Drop all images. Then write out each line below exactly as given.

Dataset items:
Segment Open

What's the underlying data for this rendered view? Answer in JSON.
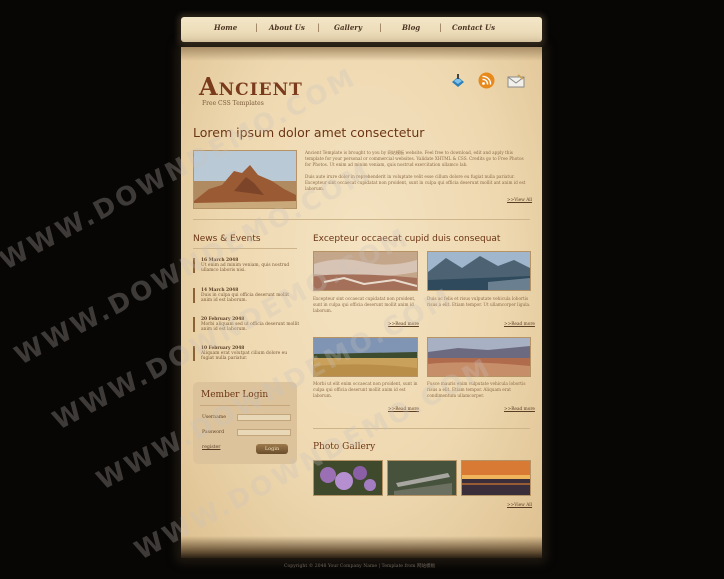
{
  "nav": {
    "items": [
      "Home",
      "About Us",
      "Gallery",
      "Blog",
      "Contact Us"
    ],
    "separator": "|"
  },
  "header": {
    "logo": "Ancient",
    "tagline": "Free CSS Templates",
    "icons": [
      "delicious-icon",
      "rss-icon",
      "email-icon"
    ]
  },
  "intro": {
    "heading": "Lorem ipsum dolor amet consectetur",
    "para1": "Ancient Template is brought to you by 网站模板 website. Feel free to download, edit and apply this template for your personal or commercial websites. Validate XHTML & CSS. Credits go to Free Photos for Photos. Ut enim ad minim veniam, quis nostrud exercitation ullamco lab.",
    "para2": "Duis aute irure dolor in reprehenderit in voluptate velit esse cillum dolore eu fugiat nulla pariatur. Excepteur sint occaecat cupidatat non proident, sunt in culpa qui officia deserunt mollit ant anim id est laborum.",
    "view_all": ">>View All"
  },
  "news": {
    "heading": "News & Events",
    "items": [
      {
        "date": "16 March 2048",
        "text": "Ut enim ad minim veniam, quis nostrud ullamco laboris nisi."
      },
      {
        "date": "14 March 2048",
        "text": "Duis in culpa qui officia deserunt mollit anim id est laborum."
      },
      {
        "date": "20 February 2048",
        "text": "Morbi aliquam sed ut officia deserunt mollit anim id est laborum."
      },
      {
        "date": "10 February 2048",
        "text": "Aliquam erat volutpat cilium dolore eu fugiat nulla pariatur."
      }
    ]
  },
  "login": {
    "heading": "Member Login",
    "username_label": "Username",
    "password_label": "Password",
    "register": "register",
    "button": "Login"
  },
  "excepteur": {
    "heading": "Excepteur occaecat cupid duis consequat",
    "cards": [
      {
        "text": "Excepteur sint occaecat cupidatat non proident, sunt in culpa qui officia deserunt mollit anim id laborum.",
        "more": ">>Read more"
      },
      {
        "text": "Duis ac felis et risus vulputate vehicula lobortis risus a elit. Etiam tempor. Ut ullamcorper ligula.",
        "more": ">>Read more"
      },
      {
        "text": "Morbi ut elit enim occaecat non proident, sunt in culpa qui officia deserunt mollit anim id est laborum.",
        "more": ">>Read more"
      },
      {
        "text": "Fusce mauris enim vulputate vehicula lobortis risus a elit. Etiam tempor. Aliquam erat condimentum ullamcorper.",
        "more": ">>Read more"
      }
    ]
  },
  "gallery": {
    "heading": "Photo Gallery",
    "view_all": ">>View All"
  },
  "footer": {
    "text": "Copyright © 2048 Your Company Name | Template from 网站模板"
  },
  "watermark": "WWW.DOWNDEMO.COM",
  "colors": {
    "background": "#070605",
    "parchment": "#eed8b0",
    "heading": "#6b3515",
    "logo": "#7a3a1c"
  }
}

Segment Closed

### Written solution
What's the underlying data for this rendered view? Answer in JSON.
{
  "nav": {
    "items": [
      "Home",
      "About Us",
      "Gallery",
      "Blog",
      "Contact Us"
    ],
    "separator": "|"
  },
  "header": {
    "logo": "Ancient",
    "tagline": "Free CSS Templates",
    "icons": [
      "delicious-icon",
      "rss-icon",
      "email-icon"
    ]
  },
  "intro": {
    "heading": "Lorem ipsum dolor amet consectetur",
    "para1": "Ancient Template is brought to you by 网站模板 website. Feel free to download, edit and apply this template for your personal or commercial websites. Validate XHTML & CSS. Credits go to Free Photos for Photos. Ut enim ad minim veniam, quis nostrud exercitation ullamco lab.",
    "para2": "Duis aute irure dolor in reprehenderit in voluptate velit esse cillum dolore eu fugiat nulla pariatur. Excepteur sint occaecat cupidatat non proident, sunt in culpa qui officia deserunt mollit ant anim id est laborum.",
    "view_all": ">>View All"
  },
  "news": {
    "heading": "News & Events",
    "items": [
      {
        "date": "16 March 2048",
        "text": "Ut enim ad minim veniam, quis nostrud ullamco laboris nisi."
      },
      {
        "date": "14 March 2048",
        "text": "Duis in culpa qui officia deserunt mollit anim id est laborum."
      },
      {
        "date": "20 February 2048",
        "text": "Morbi aliquam sed ut officia deserunt mollit anim id est laborum."
      },
      {
        "date": "10 February 2048",
        "text": "Aliquam erat volutpat cilium dolore eu fugiat nulla pariatur."
      }
    ]
  },
  "login": {
    "heading": "Member Login",
    "username_label": "Username",
    "password_label": "Password",
    "register": "register",
    "button": "Login"
  },
  "excepteur": {
    "heading": "Excepteur occaecat cupid duis consequat",
    "cards": [
      {
        "text": "Excepteur sint occaecat cupidatat non proident, sunt in culpa qui officia deserunt mollit anim id laborum.",
        "more": ">>Read more"
      },
      {
        "text": "Duis ac felis et risus vulputate vehicula lobortis risus a elit. Etiam tempor. Ut ullamcorper ligula.",
        "more": ">>Read more"
      },
      {
        "text": "Morbi ut elit enim occaecat non proident, sunt in culpa qui officia deserunt mollit anim id est laborum.",
        "more": ">>Read more"
      },
      {
        "text": "Fusce mauris enim vulputate vehicula lobortis risus a elit. Etiam tempor. Aliquam erat condimentum ullamcorper.",
        "more": ">>Read more"
      }
    ]
  },
  "gallery": {
    "heading": "Photo Gallery",
    "view_all": ">>View All"
  },
  "footer": {
    "text": "Copyright © 2048 Your Company Name | Template from 网站模板"
  },
  "watermark": "WWW.DOWNDEMO.COM",
  "colors": {
    "background": "#070605",
    "parchment": "#eed8b0",
    "heading": "#6b3515",
    "logo": "#7a3a1c"
  }
}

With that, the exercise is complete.